Their study was published in The Journal of Nutrition to communicate not only to hearing health professionals but also to nutritionists and dieticians about the newfound potential benefits of good eating habits. The women in the study were between the ages of 25 and 42 when the study began in 1989, and the Nurses’ Health Study was able to keep up with a remarkable number of these enrolled participants as they changed over time. This information has informed countless studies, but the information on diet and hearing is particularly useful due to the long-term effects of healthy eating.
Three healthy diets were under investigation: Dietary Approaches to Stop Hypertension (DASH), the Alternate Mediterranean Diet (AMED), and Alternative Healthy Eating Index (AHEI). All three diets emphasized whole grains, fresh fruits and vegetables, nuts, and legumes. These dietary plans instruct their adherents to limit intake of red meats, sugars, and saturated fats. In addition to these general guidelines, DASH instructs its adherents to keep sodium intake low and fiber intake high. On the other hand, AMED emphasizes plenty of fish, olive oil, and even permits a glass of red wine.
Each of these diets had a strong relationship with lower rates of hearing loss for some subgroups within the study. However, for the entire study group, those whose diets most strictly adhered to AMED showed a 30 percent lower risk of moderate-to-severe hearing loss, and DASH had a 29 percent lower risk.
How do the study’s authors theorize this relationship? One of the benefits of big data is the ability to see patterns within entire populations of people, and when a study deems this relationship to be “statistically significant,” it means that the result is not due to some other error or confounding factor. However, big data is less effective at predicting outcomes for any individual, nor can it explain how two things are connected. In the case of healthy eating and hearing loss, more research is necessary.
Some of the theories by top scholars suggest that the relationship might have to do with more oxygen flowing to the ears, giving the tiny hairlike organelles of the cochlea, or stereocilia, the resources they need to survive and to thrive. Others postulate that the relationship has to do with inflammation and the regenerative role of antioxidants.
While these experts continue to devise studies that can explain how a healthy diet is connected to lower risk of hearing loss, it doesn’t hurt to take steps in the direction of better nutrition. Not only can the AMED, DASH, and AHEI dietary plans help you lower that risk, but they can also prevent a wide range of other diseases and illnesses. The parameters of these diets allow a cornucopia of delicious foods, so you don’t need to worry about depriving yourself of the gastronomic pleasures!

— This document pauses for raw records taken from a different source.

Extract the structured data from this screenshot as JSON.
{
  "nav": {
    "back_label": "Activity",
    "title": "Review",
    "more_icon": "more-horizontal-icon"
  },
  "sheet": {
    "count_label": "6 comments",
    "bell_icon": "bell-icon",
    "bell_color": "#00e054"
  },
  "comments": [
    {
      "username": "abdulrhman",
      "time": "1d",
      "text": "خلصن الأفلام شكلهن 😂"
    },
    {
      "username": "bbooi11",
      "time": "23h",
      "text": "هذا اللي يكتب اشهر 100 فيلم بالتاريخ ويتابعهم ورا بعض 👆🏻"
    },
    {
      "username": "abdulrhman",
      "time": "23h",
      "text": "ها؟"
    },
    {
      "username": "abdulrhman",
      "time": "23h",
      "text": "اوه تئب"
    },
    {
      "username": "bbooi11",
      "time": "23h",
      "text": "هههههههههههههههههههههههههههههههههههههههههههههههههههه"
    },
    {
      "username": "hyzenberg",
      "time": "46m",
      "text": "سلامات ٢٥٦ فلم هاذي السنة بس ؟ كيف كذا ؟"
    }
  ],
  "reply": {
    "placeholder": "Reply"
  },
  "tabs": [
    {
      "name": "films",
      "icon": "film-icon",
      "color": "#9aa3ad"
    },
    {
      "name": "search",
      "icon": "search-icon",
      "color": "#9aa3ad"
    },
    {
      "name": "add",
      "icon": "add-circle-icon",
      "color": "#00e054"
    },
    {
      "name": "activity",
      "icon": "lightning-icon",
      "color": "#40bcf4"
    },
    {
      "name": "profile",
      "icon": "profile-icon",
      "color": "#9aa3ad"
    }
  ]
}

When you are eating a variety of foods that fall within the guidelines of these diets, you might find new dishes that you enjoy, and your cravings for some of the unhealthy foods on the list might wane.
Why not take the opportunity of the new year to pursue a healthy diet? And, if hearing health is at the top of your list of resolutions, contact us today to schedule an appointment for a hearing test.